The Idu people struggled with all their combined might to hang on to the tail. But they were no match for the powerful Ngōlō. By the time the ākrū’s horns had curved, the tail began slipping out of their hands, and suddenly, with a snap, most of it came away in their hands, leaving only a stub attached on the back of the ākrū!

Ngōlō won, and from then on Ngōlō claimed that the ākrū belonged to him.

And so, the tale goes—this is how the ākrū’s horns became curved, and why it has a body that slants downwards, and why it has a short tail.”

“Naya, have you ever seen the ākrū?” asked Jeeha.

“Very few people have seen the ākrū. Hunters who have trekked up to where the ground is covered with snow, often talk about the ākrū.

Some say they move in large numbers, even groups as large as 300! Who knows if this is true?

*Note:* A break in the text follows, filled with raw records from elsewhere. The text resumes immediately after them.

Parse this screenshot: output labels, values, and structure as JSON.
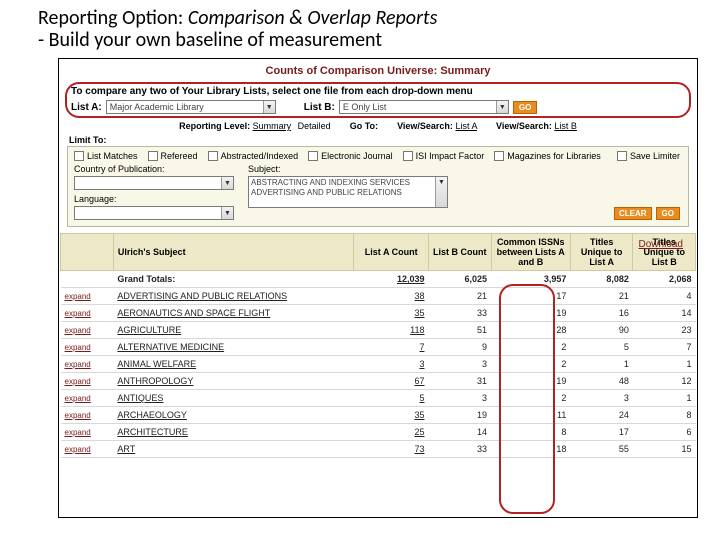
{
  "slide": {
    "title_prefix": "Reporting Option: ",
    "title_ital": "Comparison & Overlap Reports",
    "subtitle": " - Build your own baseline of measurement"
  },
  "report": {
    "title": "Counts of Comparison Universe: Summary",
    "compare_instruction": "To compare any two of Your Library Lists, select one file from each drop-down menu",
    "list_a_label": "List A:",
    "list_a_value": "Major Academic Library",
    "list_b_label": "List B:",
    "list_b_value": "E Only List",
    "go_label": "GO"
  },
  "reporting_line": {
    "level_label": "Reporting Level:",
    "level_summary": "Summary",
    "level_detailed": "Detailed",
    "goto_label": "Go To:",
    "view_search_a": "View/Search:",
    "list_a": "List A",
    "view_search_b": "View/Search:",
    "list_b": "List B"
  },
  "limit_label": "Limit To:",
  "filters": {
    "checks": {
      "list_matches": "List Matches",
      "refereed": "Refereed",
      "abstracted": "Abstracted/Indexed",
      "ejournal": "Electronic Journal",
      "isi_impact": "ISI Impact Factor",
      "magazines": "Magazines for Libraries"
    },
    "save_limiter": "Save Limiter",
    "country_label": "Country of Publication:",
    "language_label": "Language:",
    "subject_label": "Subject:",
    "subject_opts": [
      "ABSTRACTING AND INDEXING SERVICES",
      "ADVERTISING AND PUBLIC RELATIONS"
    ],
    "clear": "CLEAR",
    "go": "GO"
  },
  "download": "Download",
  "headers": {
    "subject": "Ulrich's Subject",
    "listA": "List A Count",
    "listB": "List B Count",
    "common": "Common ISSNs between Lists A and B",
    "uniqueA": "Titles Unique to List A",
    "uniqueB": "Titles Unique to List B"
  },
  "grand_label": "Grand Totals:",
  "grand": {
    "a": "12,039",
    "b": "6,025",
    "c": "3,957",
    "ua": "8,082",
    "ub": "2,068"
  },
  "expand": "expand",
  "rows": [
    {
      "s": "ADVERTISING AND PUBLIC RELATIONS",
      "a": "38",
      "b": "21",
      "c": "17",
      "ua": "21",
      "ub": "4"
    },
    {
      "s": "AERONAUTICS AND SPACE FLIGHT",
      "a": "35",
      "b": "33",
      "c": "19",
      "ua": "16",
      "ub": "14"
    },
    {
      "s": "AGRICULTURE",
      "a": "118",
      "b": "51",
      "c": "28",
      "ua": "90",
      "ub": "23"
    },
    {
      "s": "ALTERNATIVE MEDICINE",
      "a": "7",
      "b": "9",
      "c": "2",
      "ua": "5",
      "ub": "7"
    },
    {
      "s": "ANIMAL WELFARE",
      "a": "3",
      "b": "3",
      "c": "2",
      "ua": "1",
      "ub": "1"
    },
    {
      "s": "ANTHROPOLOGY",
      "a": "67",
      "b": "31",
      "c": "19",
      "ua": "48",
      "ub": "12"
    },
    {
      "s": "ANTIQUES",
      "a": "5",
      "b": "3",
      "c": "2",
      "ua": "3",
      "ub": "1"
    },
    {
      "s": "ARCHAEOLOGY",
      "a": "35",
      "b": "19",
      "c": "11",
      "ua": "24",
      "ub": "8"
    },
    {
      "s": "ARCHITECTURE",
      "a": "25",
      "b": "14",
      "c": "8",
      "ua": "17",
      "ub": "6"
    },
    {
      "s": "ART",
      "a": "73",
      "b": "33",
      "c": "18",
      "ua": "55",
      "ub": "15"
    }
  ]
}
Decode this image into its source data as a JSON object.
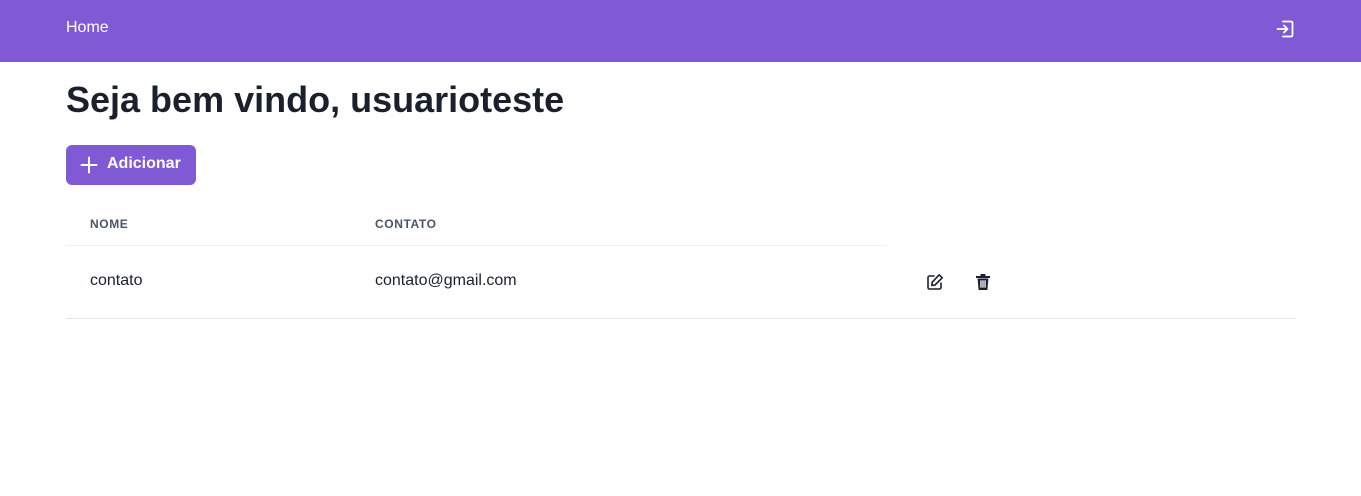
{
  "header": {
    "home_label": "Home",
    "logout_icon": "logout-icon"
  },
  "main": {
    "title": "Seja bem vindo, usuarioteste",
    "add_button_label": "Adicionar",
    "add_button_icon": "plus-icon"
  },
  "table": {
    "columns": [
      "NOME",
      "CONTATO"
    ],
    "rows": [
      {
        "nome": "contato",
        "contato": "contato@gmail.com",
        "actions": [
          "edit-icon",
          "trash-icon"
        ]
      }
    ]
  },
  "colors": {
    "accent": "#805ad5",
    "text": "#1a202c",
    "muted": "#4a5568"
  }
}
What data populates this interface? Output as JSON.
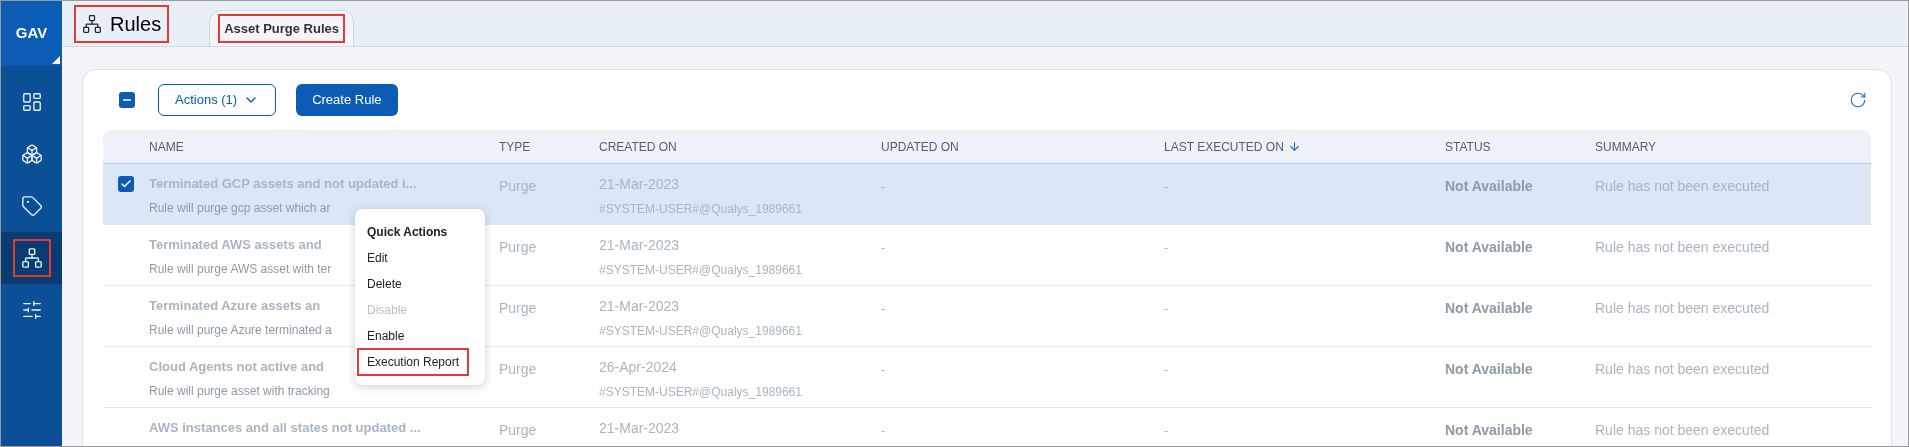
{
  "app": {
    "badge": "GAV"
  },
  "sidebar": {
    "items": [
      {
        "kind": "dashboard",
        "selected": false,
        "highlighted": false
      },
      {
        "kind": "assets",
        "selected": false,
        "highlighted": false
      },
      {
        "kind": "tag",
        "selected": false,
        "highlighted": false
      },
      {
        "kind": "rules",
        "selected": true,
        "highlighted": true
      },
      {
        "kind": "settings",
        "selected": false,
        "highlighted": false
      }
    ]
  },
  "header": {
    "title": "Rules",
    "highlighted": true
  },
  "tabs": [
    {
      "label": "Asset Purge Rules",
      "selected": true,
      "highlighted": true
    }
  ],
  "toolbar": {
    "select_all_indeterminate": true,
    "actions_button": "Actions (1)",
    "create_button": "Create Rule"
  },
  "table": {
    "columns": [
      {
        "label": "NAME",
        "sorted": false
      },
      {
        "label": "TYPE",
        "sorted": false
      },
      {
        "label": "CREATED ON",
        "sorted": false
      },
      {
        "label": "UPDATED ON",
        "sorted": false
      },
      {
        "label": "LAST EXECUTED ON",
        "sorted": true
      },
      {
        "label": "STATUS",
        "sorted": false
      },
      {
        "label": "SUMMARY",
        "sorted": false
      }
    ],
    "rows": [
      {
        "selected": true,
        "name": "Terminated GCP assets and not updated i...",
        "description": "Rule will purge gcp asset which ar",
        "type": "Purge",
        "created_on": "21-Mar-2023",
        "created_by": "#SYSTEM-USER#@Qualys_1989661",
        "updated_on": "-",
        "last_executed_on": "-",
        "status": "Not Available",
        "summary": "Rule has not been executed"
      },
      {
        "selected": false,
        "name": "Terminated AWS assets and",
        "description": "Rule will purge AWS asset with ter",
        "type": "Purge",
        "created_on": "21-Mar-2023",
        "created_by": "#SYSTEM-USER#@Qualys_1989661",
        "updated_on": "-",
        "last_executed_on": "-",
        "status": "Not Available",
        "summary": "Rule has not been executed"
      },
      {
        "selected": false,
        "name": "Terminated Azure assets an",
        "description": "Rule will purge Azure terminated a",
        "type": "Purge",
        "created_on": "21-Mar-2023",
        "created_by": "#SYSTEM-USER#@Qualys_1989661",
        "updated_on": "-",
        "last_executed_on": "-",
        "status": "Not Available",
        "summary": "Rule has not been executed"
      },
      {
        "selected": false,
        "name": "Cloud Agents not active and",
        "description": "Rule will purge asset with tracking",
        "type": "Purge",
        "created_on": "26-Apr-2024",
        "created_by": "#SYSTEM-USER#@Qualys_1989661",
        "updated_on": "-",
        "last_executed_on": "-",
        "status": "Not Available",
        "summary": "Rule has not been executed"
      },
      {
        "selected": false,
        "name": "AWS instances and all states not updated ...",
        "type": "Purge",
        "created_on": "21-Mar-2023",
        "updated_on": "-",
        "last_executed_on": "-",
        "status": "Not Available",
        "summary": "Rule has not been executed"
      }
    ]
  },
  "context_menu": {
    "title": "Quick Actions",
    "items": [
      {
        "label": "Edit",
        "disabled": false,
        "highlighted": false
      },
      {
        "label": "Delete",
        "disabled": false,
        "highlighted": false
      },
      {
        "label": "Disable",
        "disabled": true,
        "highlighted": false
      },
      {
        "label": "Enable",
        "disabled": false,
        "highlighted": false
      },
      {
        "label": "Execution Report",
        "disabled": false,
        "highlighted": true
      }
    ]
  }
}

I have never seen one,” said Naya.

Jeeha was now very curious to see this ākrū. He decided that one day, when he was older, he would trek up the Dibang mountains with his father, and who knows, maybe he would see an ākrū! And he fell asleep on Naya’s lap, dreaming of the ākrū, and the snow-covered mountains.

This is one of the many tales told by the Idu Mishmi. With the lack of a written script, most of these stories are orally passed down through generations. Idu Mishmi lore is rich with tales about mammals, birds, grasshoppers, and frogs, which also tells us a lot about their natural landscape.

The takin is one of the animals that appears in the mythological stories of the Idu Mishmi. Locally called the ākrū’, it is a wild goat-antelope found in parts of Arunachal Pradesh, Myanmar, China and Bhutan. One of the four subspecies is the Mishmi takin (Budorcas taxicolor taxicolor). In Arunachal Pradesh, the presence of takin has been recorded on the higher peaks and ridges of Tawang, Siang valley, Lower Dibang valley, Anjaw, and southern Lohit districts. According to the IUCN, it is categorized as ‘vulnerable’, indicating that their population is decreasing. The Indian Wildlife Protection Act (1972) classifies the takin as a Schedule I species, a status similar to that of the tiger.

The Idu Mishmi are one of the three subgroups of the Mishmi–one of the 26 major tribal groups of Arunachal Pradesh. The Idu Mishmi live in the Dibang Valley and Lower Dibang Valley districts of Arunachal Pradesh, with a small population in the Upper Siang district. The Dibang Valley district is the least populated district in India, with a population of about 14000 Idu Mishmi. The region is known for its rich wildlife, beautiful snow-clad mountains, and high altitude wetlands. The Idu Mishmi are primarily dependent on swidden cultivation and forest produce: Life in the high mountains adjoining the Sino-India border is tough, because of the rugged terrain and harsh weather conditions. Animals are an integral part of their culture and life.

This is one of the stories narrated by Ananta Meme, a friend, an Idu Mishmi, and a resident of the Dibang Valley district. We have retold the story so that it can be shared with a wider audience.

Dedication

I (AA), met Jeeha Tacho in 2012 when I started my PhD fieldwork in Anini, the district headquarters of Dibang Valley of Arunachal Pradesh. I stayed with his family, in Jeeha’s home for a year. He was 10 years old. We became good friends and spent time birdwatching, plucking fruits, and cooking. In 2017, Jeeha’s life was cut short in a tragic accident close to Etabe village. This story is dedicated to him.

This article is from issue

15.1

2021 Mar